In Finland, the Northern Lights are already shining. Aurora tour guide Andy Keen took this picture last night in the Municipality of Inari:
"We didn't need head-torches as the forest was illuminated by the Aurora dancing above our heads," describes Keen. "For over two and a half hours we witnessed one of the best light shows that I've ever observed in over 5000 hours of 'chasing' the auroras. Ribbons, curtains, mini spirals, bursts - you name it and we had it."
"Some of our group were so amazed by what we were witnessing that they simply lay on their backs in the snow and soaked it all up. Others ran around making noises like over excitable school children - myself included. It was absolutely mind-blowing to say the least. If this is a sign of things to come as Solar Maximum approaches, then all I can say is that we're all in for a real treat over the coming months and years." Aurora alerts: text, voice.
VENUS-DIRECTED CME: Sunspot complex 1401-1402 erupted yesterday, Jan. 16th at approximately 0400 UT, producing a C6-class solar flare (SDO movie) and a bright coronal mass ejection. SOHO recorded the expanding cloud:
According to a forecast track prepared by analysts at the Goddard Space Weather Lab, this CME will hit Venus during the late hours of Jan. 18th. Because Venus has no global magnetic field to protect it, the impact will erode a small amount of atmosphere from the planet's cloudtops. There's no cause for concern, however, because Venus's massive atmosphere will scarcely notice the loss.
The same analysis shows that the CME might deliver a glancing blow to Earth's magnetic field around 1200 UT on Jan. 19th. The impact could cause geomagnetic activity and auroras around the Arctic Circle.
THE GHOST OF COMET LOVEJOY: On Dec. 16th, Comet Lovejoy plunged into the atmosphere of the sun and emerged improbably intact, bright enough to see with the naked eye in the dawn sky. Thirty days later, Comet Lovejoy is a ghost of its former self. On Jan. 16th, Minoru Yoneto of Queenstown, New Zealand, photographed the fading sungrazer:
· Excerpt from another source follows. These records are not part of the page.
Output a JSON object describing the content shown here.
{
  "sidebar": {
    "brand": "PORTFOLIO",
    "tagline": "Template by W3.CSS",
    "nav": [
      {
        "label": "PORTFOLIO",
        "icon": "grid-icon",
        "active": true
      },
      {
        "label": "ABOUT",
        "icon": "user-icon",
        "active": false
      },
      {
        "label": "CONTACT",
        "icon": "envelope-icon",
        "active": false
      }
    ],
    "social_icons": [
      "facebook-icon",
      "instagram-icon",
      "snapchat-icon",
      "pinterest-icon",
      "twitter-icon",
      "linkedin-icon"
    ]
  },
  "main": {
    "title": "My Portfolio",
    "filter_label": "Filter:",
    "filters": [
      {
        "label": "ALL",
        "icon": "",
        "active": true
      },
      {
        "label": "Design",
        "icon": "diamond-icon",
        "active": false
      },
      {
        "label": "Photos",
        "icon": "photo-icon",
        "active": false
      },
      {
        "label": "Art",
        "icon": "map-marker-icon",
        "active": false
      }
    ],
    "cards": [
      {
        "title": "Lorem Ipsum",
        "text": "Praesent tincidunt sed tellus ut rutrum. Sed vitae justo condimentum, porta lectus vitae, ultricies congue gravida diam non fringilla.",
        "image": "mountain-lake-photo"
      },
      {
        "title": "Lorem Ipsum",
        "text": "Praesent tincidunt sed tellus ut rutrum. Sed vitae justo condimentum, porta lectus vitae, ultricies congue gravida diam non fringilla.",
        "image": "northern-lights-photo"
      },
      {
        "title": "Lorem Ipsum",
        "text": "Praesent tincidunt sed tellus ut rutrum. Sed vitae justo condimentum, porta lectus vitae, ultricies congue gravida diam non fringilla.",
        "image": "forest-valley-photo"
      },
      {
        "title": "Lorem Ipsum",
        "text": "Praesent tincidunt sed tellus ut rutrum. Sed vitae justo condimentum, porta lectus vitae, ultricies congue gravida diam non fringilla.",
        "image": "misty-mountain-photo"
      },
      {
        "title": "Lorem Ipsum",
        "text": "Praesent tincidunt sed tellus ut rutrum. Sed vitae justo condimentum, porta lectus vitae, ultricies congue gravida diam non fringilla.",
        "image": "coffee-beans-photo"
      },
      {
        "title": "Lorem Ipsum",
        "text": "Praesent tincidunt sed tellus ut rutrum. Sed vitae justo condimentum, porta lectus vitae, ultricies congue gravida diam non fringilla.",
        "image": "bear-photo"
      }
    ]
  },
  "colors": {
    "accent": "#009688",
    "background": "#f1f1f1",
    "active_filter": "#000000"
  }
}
The comet's gossamer tail stretches more than 13 degrees from the Large Magellanic Cloud (bottom) to supergiant star Canopus (upper left). "I didn't expect the tail to be so long," says Yoneto. "[To show the full extent of it], I made a two minute exposure using my Canon EOS Kiss X2 digital camera set to ISO1600." He also captured a satellite traveling along the star field parallel to the comet's tail.
The Ghost of Comet Lovejoy is still putting on a good show.
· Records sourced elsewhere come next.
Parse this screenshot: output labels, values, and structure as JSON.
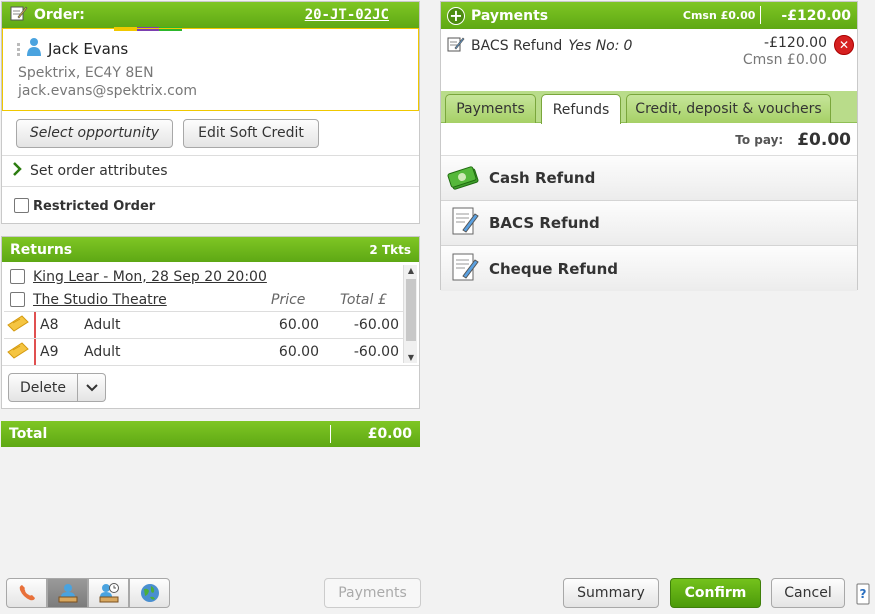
{
  "order": {
    "title": "Order:",
    "reference": "20-JT-02JC",
    "customer_name": "Jack Evans",
    "address": "Spektrix, EC4Y 8EN",
    "email": "jack.evans@spektrix.com",
    "select_opportunity": "Select opportunity",
    "edit_soft_credit": "Edit Soft Credit",
    "set_attributes": "Set order attributes",
    "restricted": "Restricted Order"
  },
  "returns": {
    "title": "Returns",
    "tickets": "2 Tkts",
    "event": "King Lear - Mon, 28 Sep 20 20:00",
    "venue": "The Studio Theatre",
    "price_header": "Price",
    "total_header": "Total £",
    "rows": [
      {
        "seat": "A8",
        "type": "Adult",
        "price": "60.00",
        "total": "-60.00"
      },
      {
        "seat": "A9",
        "type": "Adult",
        "price": "60.00",
        "total": "-60.00"
      }
    ],
    "delete": "Delete"
  },
  "total": {
    "label": "Total",
    "value": "£0.00"
  },
  "payments": {
    "title": "Payments",
    "cmsn": "Cmsn £0.00",
    "amount": "-£120.00",
    "line": {
      "method": "BACS Refund",
      "yes_no_label": "Yes No:",
      "yes_no_value": "0",
      "amount": "-£120.00",
      "cmsn": "Cmsn £0.00"
    },
    "tabs": [
      "Payments",
      "Refunds",
      "Credit, deposit & vouchers"
    ],
    "active_tab": "Refunds",
    "to_pay_label": "To pay:",
    "to_pay_value": "£0.00",
    "methods": [
      "Cash Refund",
      "BACS Refund",
      "Cheque Refund"
    ]
  },
  "toolbar": {
    "payments": "Payments",
    "summary": "Summary",
    "confirm": "Confirm",
    "cancel": "Cancel"
  },
  "colors": {
    "green": "#6cb61c",
    "strip": [
      "#f0c800",
      "#7b3fb0",
      "#2cb72c"
    ],
    "error_red": "#d62020"
  }
}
more ghost shots: from Luis Argerich of Heavy, Argentina
Comet Lovejoy Gallery
[previous comets: McNaught, Holmes, Lulin, Tuttle, Ikeya-Zhang]
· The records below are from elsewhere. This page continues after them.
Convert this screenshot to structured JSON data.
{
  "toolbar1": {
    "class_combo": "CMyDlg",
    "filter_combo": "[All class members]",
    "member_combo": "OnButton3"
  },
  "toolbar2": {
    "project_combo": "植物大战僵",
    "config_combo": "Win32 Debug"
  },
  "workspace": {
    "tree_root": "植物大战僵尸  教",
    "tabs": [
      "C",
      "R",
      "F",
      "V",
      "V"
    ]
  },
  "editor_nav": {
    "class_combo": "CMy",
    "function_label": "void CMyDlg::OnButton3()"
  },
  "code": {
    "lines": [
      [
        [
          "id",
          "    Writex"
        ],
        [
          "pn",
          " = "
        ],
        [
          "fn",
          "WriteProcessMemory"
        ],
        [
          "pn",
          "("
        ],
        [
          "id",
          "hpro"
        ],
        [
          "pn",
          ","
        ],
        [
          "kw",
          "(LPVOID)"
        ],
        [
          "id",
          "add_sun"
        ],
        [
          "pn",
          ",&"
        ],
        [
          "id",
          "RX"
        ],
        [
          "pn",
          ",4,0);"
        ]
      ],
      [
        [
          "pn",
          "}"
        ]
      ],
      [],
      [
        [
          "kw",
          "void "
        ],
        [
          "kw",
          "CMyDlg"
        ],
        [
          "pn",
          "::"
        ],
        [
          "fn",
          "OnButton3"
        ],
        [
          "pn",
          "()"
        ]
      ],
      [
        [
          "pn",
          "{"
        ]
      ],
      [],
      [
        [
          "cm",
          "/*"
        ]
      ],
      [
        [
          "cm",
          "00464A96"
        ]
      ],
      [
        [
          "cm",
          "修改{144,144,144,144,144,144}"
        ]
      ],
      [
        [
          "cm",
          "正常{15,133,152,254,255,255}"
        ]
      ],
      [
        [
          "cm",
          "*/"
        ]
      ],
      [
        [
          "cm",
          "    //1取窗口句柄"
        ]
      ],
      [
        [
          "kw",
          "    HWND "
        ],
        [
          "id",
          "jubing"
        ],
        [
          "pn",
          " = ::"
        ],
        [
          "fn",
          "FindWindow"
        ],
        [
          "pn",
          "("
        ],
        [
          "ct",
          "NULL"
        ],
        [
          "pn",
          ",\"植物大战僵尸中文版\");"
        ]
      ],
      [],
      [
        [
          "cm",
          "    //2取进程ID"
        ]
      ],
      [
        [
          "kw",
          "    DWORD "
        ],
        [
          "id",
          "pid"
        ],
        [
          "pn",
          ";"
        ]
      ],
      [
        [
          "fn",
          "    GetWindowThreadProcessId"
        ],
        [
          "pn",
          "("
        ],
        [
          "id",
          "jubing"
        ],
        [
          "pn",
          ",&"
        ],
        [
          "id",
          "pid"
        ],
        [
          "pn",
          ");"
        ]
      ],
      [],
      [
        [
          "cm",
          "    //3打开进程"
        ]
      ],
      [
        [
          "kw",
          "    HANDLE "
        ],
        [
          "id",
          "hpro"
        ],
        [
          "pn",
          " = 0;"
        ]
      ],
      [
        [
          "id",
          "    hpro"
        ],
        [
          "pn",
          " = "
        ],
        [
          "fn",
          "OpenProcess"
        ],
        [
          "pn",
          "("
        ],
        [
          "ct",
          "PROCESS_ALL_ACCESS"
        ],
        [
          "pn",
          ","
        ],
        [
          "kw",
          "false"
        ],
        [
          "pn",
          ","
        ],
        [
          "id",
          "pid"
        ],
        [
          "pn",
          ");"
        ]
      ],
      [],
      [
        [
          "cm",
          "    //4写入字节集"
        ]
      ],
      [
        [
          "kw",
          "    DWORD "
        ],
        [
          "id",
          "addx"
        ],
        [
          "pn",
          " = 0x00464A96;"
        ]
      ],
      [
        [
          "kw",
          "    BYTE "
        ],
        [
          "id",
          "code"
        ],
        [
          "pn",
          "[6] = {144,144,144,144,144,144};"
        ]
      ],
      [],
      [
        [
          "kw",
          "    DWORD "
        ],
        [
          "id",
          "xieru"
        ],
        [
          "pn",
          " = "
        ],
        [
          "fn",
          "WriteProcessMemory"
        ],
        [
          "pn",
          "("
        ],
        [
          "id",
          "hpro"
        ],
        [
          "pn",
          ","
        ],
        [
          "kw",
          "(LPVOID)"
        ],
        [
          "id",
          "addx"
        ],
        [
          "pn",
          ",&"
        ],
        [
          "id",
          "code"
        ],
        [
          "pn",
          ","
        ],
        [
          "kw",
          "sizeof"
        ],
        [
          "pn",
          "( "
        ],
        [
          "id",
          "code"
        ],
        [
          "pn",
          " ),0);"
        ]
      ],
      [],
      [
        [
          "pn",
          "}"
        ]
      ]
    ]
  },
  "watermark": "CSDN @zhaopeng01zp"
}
January 2012 Aurora Gallery
[previous Januaries: 2010, 2009, 2008, 2007, 2005, 2004]